During the COVID-19 lockdown I decided to play poker with some friends and it got me thinking about how quickly fortunes can shift. In poker, a game can change significantly with the fourth community card laid out by the dealer. This card is known as ‘the Turn’ because it can and will turn the tide of the hand.
So it got me thinking, is COVID-19 ’the Turn’? Is this the event that will turn the way we interact, learn, play, communicate, run our businesses, and our lives in general? The last 3 months has seen a phenomenal rate of adaptation by both businesses and consumers, and given it looks set to continue well into next year, I think we can comfortably say we are creating a number of new normals.
The Turn - The opportunity for interconnectedness
As an exercise, I thought I would explore some of these changes to daily life with my daughter. So, we created a mind map of some of these impacts. Almost nothing around us remained untouched. While there was no more going to school, e-learning was actually pretty good and fun at times; we had stopped dining out on weekends, but we had picked up an interest in baking. We were missing meeting friends at school and home, but we were speaking more often now to friends and family who were living far away!
Looking at our mind map, it seemed to me that there are many openings for businesses to go further with their digital innovation and emerge from COVID-19 with new ways to make money. For example, when I am searching a cooking website for a recipe to make a cake, I should be able to hit a button to auto-fill my shopping cart with the ingredients – with a commission struck between the site and the home grocery service. Such simple connectedness can reduce overall friction and drop-outs and improve convenience for the customer.

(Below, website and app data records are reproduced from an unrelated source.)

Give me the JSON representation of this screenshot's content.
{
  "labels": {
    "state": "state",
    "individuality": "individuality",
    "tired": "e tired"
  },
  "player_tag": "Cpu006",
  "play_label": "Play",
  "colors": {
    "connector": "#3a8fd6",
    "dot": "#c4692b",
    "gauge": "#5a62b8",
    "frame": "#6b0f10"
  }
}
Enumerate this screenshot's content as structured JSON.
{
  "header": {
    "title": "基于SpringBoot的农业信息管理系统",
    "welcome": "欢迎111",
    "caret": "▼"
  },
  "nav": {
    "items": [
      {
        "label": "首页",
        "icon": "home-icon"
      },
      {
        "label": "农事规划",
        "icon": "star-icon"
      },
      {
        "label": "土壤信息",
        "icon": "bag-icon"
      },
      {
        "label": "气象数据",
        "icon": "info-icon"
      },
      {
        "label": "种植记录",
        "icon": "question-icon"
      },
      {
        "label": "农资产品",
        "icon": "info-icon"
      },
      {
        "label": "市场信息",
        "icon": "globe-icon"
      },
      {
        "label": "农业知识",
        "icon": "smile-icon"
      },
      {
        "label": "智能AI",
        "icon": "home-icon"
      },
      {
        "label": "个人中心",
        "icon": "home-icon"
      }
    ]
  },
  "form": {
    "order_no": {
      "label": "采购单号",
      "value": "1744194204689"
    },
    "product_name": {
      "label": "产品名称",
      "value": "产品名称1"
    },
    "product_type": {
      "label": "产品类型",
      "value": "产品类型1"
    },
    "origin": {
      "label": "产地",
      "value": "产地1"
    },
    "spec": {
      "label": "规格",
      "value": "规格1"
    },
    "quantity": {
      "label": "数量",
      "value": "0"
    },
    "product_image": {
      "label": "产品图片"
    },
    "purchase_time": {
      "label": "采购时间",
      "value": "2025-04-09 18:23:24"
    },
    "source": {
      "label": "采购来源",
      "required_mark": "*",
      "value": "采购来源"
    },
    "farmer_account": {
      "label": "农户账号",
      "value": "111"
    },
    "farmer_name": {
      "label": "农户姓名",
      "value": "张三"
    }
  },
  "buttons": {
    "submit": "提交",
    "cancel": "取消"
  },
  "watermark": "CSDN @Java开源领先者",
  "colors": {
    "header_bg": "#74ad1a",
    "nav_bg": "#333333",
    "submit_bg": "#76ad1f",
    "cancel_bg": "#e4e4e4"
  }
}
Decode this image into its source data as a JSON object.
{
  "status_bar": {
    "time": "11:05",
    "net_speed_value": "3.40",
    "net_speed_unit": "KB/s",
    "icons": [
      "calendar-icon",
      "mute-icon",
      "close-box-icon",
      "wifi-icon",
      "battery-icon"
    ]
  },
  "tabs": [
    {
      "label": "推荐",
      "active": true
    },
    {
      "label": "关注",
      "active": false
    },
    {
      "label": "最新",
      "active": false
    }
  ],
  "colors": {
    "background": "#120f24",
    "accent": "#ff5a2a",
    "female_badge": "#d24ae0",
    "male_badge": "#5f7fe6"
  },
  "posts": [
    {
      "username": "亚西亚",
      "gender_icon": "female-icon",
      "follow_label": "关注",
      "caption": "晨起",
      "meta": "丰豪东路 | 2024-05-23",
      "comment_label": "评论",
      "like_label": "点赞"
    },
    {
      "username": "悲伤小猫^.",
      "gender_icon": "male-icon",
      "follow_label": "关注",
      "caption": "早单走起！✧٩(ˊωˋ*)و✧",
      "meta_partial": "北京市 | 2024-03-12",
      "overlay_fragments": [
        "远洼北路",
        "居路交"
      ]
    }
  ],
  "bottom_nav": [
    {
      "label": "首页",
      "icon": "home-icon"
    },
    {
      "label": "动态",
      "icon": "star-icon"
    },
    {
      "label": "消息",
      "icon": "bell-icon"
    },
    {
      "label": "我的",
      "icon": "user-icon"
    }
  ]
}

The same argument can be extended to other industries like the one I mainly focus on, banking, wherein knowing a customer’s non-banking transactions can reveal information about customer segment, interests, and overall risk. All of which can lead to quicker lending decisions.
So to return to my poker analogy, to continue playing a strong hand in the COVID-19 era requires:
- Unbiased risk assessment of current processes, technology, supply chain (a business’s current hand)
- Investment to redefine for new normal (continued table stakes)
- Odds assessment of the last card to be played
While assessing the first two, a decent player will make assessment on odds for the last card, which is called the River. In Poker, the Turn got its name because it can and will turn the tide of the hand. The River got its name because the last card can sell you down the river.
To win from here, a business needs to take a crystal ball and predict the likely scenarios in the future.
The River – Watch for the fast-moving flow of changes
The new normal will require digital collaboration amongst businesses. They will need to redefine the value chains where they participate, benefit and add value, so they can find the additional productivity and profit available when you deliver an improved customer experience.
Take education, for example. During the COVID-19 lockdowns the adaptation of schools and universities to e-learning models was remarkable.
It opened many people’s eye to models that were there all along. Distance education has improved dramatically over the last decade and with the pandemic this will likely be accelerated and developed even further.
This period also brought about some new collaborations. Teachers and professors explored opportunities with businesses and external organizations that gave kids the opportunity to turn to the strengths of distance education and allow them to gain critical real-world experience.
I can see how education might redefine its value chain and bring new players in their digital cycle. Not only does this digital connectedness bring more people into the ecosystem, it adds to the quality of education while breaking barriers.
Similarly, in the manufacturing industry there is now stronger demand for digital connectedness. Suppliers and partners benefit from connecting digitally to the supply chain in areas of invoicing, order taking, inventory management and R&D for future projects.
Finally, in the banking sector, if a small business owner from the above manufacturing supply chain needs a loan and can make all required information available digitally – invoices, buyer and supplier details, inventory, collaterals, etc — the bank’s ability to assess risk is simplified, allowing the business to focus on running their shop instead of arranging funds. To be clear, this is not only about efficiency in lending. A true digital connect will also provide huge value in terms of financial advice, suggesting the right products and pricing. All of this enables businesses to invest more and expand.
Businesses today must participate in defining, creating, and building this digital virtuous cycle with their partners. Financial institutions in particular, given their central place in a nation’s economy, need to lead this digital connect. Many are already on the digital transformation journey and engaging in various partnerships. However, these partnerships need to be expanded beyond just data and customer acquisition. To accelerate digital collaboration, FIs must think in terms of a platform that can realize the benefits of collaboration, optimize data sources, break down silos and learn from itself. They need the ability to test out various scenarios and operationalize advanced analytics and machine learning models to optimize interactions with their customers and partners while managing risks.
Playing your best hand
To prepare for this new normal, digital collaboration is key. Businesses need to assess and invest in key areas of supply chain, innovate, partner, and willingly share the profits in proportion to value, to build the new digital virtuous cycle.
A collaborative digital ecosystem requires businesses to invest in technology that will automate work that adds little value to their mission. If you sell loans or education or car parts, you need to focus on that and not security, cloud, software and all the other specialty and administrative areas.
Many businesses had already begun exploring this and COVID-19 has only fast-tracked it. However, I believe those that dare, win! Whatever changes come about due to COVID-19, we must transform our businesses to ensure digital collaboration with our partners.